╭─ Dataset entries
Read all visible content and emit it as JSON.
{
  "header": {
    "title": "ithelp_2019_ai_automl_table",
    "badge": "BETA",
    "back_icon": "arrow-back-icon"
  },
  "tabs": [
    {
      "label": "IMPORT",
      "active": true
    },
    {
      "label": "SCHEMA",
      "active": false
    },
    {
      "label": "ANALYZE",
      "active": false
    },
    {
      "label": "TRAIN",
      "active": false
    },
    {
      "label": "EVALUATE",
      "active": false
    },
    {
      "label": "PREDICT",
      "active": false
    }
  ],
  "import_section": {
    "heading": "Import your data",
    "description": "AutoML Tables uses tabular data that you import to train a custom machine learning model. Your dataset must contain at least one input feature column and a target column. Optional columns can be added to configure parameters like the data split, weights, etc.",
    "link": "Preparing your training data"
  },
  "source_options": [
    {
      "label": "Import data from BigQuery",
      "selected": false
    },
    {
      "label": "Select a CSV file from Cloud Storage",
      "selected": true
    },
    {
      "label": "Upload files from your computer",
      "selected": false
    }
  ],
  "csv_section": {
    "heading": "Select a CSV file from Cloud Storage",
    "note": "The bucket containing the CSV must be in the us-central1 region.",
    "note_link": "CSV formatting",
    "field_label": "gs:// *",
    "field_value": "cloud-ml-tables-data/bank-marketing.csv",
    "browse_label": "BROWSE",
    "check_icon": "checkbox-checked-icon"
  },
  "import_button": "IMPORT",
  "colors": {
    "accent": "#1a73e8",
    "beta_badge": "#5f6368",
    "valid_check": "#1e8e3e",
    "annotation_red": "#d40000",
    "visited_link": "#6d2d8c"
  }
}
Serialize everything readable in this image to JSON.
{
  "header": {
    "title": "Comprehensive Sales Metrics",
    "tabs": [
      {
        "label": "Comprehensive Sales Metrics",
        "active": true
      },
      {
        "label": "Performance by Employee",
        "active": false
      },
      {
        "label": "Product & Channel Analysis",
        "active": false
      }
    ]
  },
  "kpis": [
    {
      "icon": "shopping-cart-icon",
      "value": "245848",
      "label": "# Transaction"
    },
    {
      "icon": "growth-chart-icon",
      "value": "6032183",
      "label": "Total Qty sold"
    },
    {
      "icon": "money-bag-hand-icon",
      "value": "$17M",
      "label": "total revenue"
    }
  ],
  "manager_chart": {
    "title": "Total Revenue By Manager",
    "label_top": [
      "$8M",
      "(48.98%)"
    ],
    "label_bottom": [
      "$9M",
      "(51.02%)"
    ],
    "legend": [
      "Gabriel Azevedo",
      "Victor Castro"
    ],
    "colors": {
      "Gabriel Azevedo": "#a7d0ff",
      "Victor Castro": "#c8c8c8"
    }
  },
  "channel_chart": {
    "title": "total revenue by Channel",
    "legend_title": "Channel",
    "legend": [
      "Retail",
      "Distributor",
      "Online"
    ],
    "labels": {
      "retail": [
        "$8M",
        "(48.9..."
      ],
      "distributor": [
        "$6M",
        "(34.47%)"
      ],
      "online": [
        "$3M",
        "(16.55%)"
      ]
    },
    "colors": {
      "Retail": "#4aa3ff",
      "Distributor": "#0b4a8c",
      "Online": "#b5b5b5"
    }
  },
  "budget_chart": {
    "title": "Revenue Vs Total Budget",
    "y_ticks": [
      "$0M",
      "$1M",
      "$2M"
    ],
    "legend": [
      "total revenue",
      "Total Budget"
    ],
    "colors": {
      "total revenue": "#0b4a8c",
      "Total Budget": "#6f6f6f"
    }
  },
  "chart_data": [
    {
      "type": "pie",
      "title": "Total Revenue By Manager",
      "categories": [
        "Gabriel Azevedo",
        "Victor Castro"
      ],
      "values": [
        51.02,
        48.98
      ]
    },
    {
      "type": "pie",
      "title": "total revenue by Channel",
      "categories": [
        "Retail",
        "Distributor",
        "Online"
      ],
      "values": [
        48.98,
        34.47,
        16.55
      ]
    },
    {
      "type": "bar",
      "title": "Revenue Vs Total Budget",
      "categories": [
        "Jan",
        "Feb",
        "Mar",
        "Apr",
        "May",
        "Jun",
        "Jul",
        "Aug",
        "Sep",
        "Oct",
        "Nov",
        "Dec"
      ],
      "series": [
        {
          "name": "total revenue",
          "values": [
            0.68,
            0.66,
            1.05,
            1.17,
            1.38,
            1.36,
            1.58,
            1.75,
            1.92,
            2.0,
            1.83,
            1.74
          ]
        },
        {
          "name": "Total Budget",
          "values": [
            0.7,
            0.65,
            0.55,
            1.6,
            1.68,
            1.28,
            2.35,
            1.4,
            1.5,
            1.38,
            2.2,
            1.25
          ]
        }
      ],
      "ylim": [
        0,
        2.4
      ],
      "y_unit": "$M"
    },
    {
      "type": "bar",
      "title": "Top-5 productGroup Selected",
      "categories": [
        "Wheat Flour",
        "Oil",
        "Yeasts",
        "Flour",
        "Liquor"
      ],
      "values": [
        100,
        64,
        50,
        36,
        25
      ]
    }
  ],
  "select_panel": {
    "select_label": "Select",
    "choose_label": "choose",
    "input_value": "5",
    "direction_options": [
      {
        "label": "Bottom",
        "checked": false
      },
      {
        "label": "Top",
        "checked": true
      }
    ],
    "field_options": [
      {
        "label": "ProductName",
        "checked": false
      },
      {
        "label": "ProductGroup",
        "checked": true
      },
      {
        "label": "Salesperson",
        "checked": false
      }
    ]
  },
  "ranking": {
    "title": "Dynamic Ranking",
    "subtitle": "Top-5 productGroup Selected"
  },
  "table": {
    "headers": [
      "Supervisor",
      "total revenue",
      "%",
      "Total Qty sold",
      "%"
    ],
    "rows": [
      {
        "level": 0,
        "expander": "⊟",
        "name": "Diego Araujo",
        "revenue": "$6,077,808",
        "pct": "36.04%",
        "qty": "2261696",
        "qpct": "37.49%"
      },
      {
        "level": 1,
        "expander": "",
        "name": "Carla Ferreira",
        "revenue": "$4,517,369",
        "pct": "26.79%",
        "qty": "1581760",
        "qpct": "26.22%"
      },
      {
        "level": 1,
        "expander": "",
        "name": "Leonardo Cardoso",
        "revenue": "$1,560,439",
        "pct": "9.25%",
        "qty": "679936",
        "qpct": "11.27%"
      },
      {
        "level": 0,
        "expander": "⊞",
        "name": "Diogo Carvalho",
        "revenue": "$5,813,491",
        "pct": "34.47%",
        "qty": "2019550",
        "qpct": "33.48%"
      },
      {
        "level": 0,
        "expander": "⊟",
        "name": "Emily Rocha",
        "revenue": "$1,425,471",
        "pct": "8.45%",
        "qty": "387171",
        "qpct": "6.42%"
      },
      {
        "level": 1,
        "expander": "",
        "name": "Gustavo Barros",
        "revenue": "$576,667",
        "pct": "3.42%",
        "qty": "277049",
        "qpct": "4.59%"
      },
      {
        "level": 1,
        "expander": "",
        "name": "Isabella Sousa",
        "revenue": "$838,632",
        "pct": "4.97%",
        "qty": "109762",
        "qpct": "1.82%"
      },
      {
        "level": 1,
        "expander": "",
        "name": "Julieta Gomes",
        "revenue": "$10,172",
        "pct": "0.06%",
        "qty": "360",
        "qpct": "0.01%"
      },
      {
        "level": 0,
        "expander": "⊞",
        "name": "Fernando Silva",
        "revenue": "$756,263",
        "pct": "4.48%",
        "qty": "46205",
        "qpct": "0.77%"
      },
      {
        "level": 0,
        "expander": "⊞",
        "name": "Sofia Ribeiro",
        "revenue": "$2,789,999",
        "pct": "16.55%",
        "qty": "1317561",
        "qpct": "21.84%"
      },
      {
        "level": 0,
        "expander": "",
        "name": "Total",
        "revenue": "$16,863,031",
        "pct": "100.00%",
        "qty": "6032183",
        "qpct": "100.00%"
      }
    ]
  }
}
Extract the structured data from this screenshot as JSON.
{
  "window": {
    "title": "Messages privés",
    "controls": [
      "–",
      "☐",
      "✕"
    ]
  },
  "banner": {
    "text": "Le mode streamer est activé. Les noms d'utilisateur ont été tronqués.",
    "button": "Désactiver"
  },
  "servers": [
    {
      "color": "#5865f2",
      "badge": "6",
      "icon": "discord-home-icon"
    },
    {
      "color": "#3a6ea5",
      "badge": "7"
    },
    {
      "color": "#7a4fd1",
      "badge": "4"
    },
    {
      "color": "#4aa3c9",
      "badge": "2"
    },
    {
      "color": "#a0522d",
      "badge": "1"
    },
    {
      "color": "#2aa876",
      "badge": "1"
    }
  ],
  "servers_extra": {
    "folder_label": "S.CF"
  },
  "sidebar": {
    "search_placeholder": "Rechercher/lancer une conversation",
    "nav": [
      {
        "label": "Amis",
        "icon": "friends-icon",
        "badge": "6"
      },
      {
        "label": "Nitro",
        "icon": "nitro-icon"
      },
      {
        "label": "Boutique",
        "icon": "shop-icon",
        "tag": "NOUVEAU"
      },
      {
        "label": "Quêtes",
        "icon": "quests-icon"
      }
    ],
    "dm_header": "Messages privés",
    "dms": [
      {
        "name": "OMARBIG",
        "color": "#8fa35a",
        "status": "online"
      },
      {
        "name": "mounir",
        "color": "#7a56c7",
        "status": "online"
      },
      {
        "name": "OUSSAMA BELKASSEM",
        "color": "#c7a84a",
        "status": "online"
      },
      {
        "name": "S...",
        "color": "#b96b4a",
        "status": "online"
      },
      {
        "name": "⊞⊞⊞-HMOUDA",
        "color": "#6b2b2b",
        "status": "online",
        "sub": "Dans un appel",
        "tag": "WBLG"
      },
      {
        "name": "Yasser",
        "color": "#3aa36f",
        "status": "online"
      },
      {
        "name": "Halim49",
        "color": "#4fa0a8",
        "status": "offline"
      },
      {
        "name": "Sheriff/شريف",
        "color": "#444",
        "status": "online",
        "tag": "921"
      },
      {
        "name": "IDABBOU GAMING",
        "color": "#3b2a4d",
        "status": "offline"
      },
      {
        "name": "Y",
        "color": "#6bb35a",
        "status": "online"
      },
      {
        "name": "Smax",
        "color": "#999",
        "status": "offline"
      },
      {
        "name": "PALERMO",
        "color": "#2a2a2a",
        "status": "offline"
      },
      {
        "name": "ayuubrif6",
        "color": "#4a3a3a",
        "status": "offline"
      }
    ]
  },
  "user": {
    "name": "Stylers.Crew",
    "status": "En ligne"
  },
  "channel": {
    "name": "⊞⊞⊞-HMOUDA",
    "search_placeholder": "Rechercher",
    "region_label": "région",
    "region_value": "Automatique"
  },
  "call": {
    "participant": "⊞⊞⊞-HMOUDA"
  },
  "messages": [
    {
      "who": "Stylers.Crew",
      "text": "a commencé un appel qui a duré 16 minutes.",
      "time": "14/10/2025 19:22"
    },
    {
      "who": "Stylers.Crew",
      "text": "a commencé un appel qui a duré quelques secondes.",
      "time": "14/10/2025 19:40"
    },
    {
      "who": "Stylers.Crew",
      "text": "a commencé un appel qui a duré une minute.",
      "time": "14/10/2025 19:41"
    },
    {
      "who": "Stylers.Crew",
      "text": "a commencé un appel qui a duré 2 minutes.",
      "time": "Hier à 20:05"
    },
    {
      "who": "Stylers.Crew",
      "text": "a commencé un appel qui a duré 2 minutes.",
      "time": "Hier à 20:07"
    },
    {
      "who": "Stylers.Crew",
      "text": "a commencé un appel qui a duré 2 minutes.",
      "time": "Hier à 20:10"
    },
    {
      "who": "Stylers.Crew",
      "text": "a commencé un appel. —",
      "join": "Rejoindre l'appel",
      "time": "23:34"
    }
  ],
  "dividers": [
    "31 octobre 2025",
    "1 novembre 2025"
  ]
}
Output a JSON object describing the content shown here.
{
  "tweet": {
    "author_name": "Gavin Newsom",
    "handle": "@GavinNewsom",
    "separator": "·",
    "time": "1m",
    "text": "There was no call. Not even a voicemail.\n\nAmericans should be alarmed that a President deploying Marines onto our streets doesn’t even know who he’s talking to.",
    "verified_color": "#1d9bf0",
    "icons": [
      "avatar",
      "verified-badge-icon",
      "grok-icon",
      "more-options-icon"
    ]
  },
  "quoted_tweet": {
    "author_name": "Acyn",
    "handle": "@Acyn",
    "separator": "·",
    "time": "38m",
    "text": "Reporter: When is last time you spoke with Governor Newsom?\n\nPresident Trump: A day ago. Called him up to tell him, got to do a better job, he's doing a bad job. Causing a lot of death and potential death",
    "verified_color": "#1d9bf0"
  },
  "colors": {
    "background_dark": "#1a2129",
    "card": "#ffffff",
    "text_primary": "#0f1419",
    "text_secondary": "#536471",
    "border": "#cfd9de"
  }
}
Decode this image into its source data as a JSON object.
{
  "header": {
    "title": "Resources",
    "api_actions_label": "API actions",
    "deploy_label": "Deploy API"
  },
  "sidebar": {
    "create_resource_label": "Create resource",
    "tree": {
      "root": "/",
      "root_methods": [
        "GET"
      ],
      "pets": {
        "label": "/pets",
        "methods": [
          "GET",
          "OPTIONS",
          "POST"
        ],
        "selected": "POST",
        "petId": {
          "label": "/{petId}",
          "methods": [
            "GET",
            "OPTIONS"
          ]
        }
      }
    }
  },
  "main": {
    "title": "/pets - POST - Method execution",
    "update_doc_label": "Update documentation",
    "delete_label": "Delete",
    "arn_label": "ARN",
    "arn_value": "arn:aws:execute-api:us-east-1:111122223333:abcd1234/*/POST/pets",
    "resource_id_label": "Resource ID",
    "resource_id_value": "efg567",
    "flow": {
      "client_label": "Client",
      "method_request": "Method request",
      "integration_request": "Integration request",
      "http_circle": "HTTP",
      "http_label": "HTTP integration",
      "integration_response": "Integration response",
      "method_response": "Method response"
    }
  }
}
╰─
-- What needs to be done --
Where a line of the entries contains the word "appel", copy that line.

-- Output --
        "sub": "Dans un appel",
      "text": "a commencé un appel qui a duré 16 minutes.",
      "text": "a commencé un appel qui a duré quelques secondes.",
      "text": "a commencé un appel qui a duré une minute.",
      "text": "a commencé un appel qui a duré 2 minutes.",
      "text": "a commencé un appel qui a duré 2 minutes.",
      "text": "a commencé un appel qui a duré 2 minutes.",
      "text": "a commencé un appel. —",
      "join": "Rejoindre l'appel",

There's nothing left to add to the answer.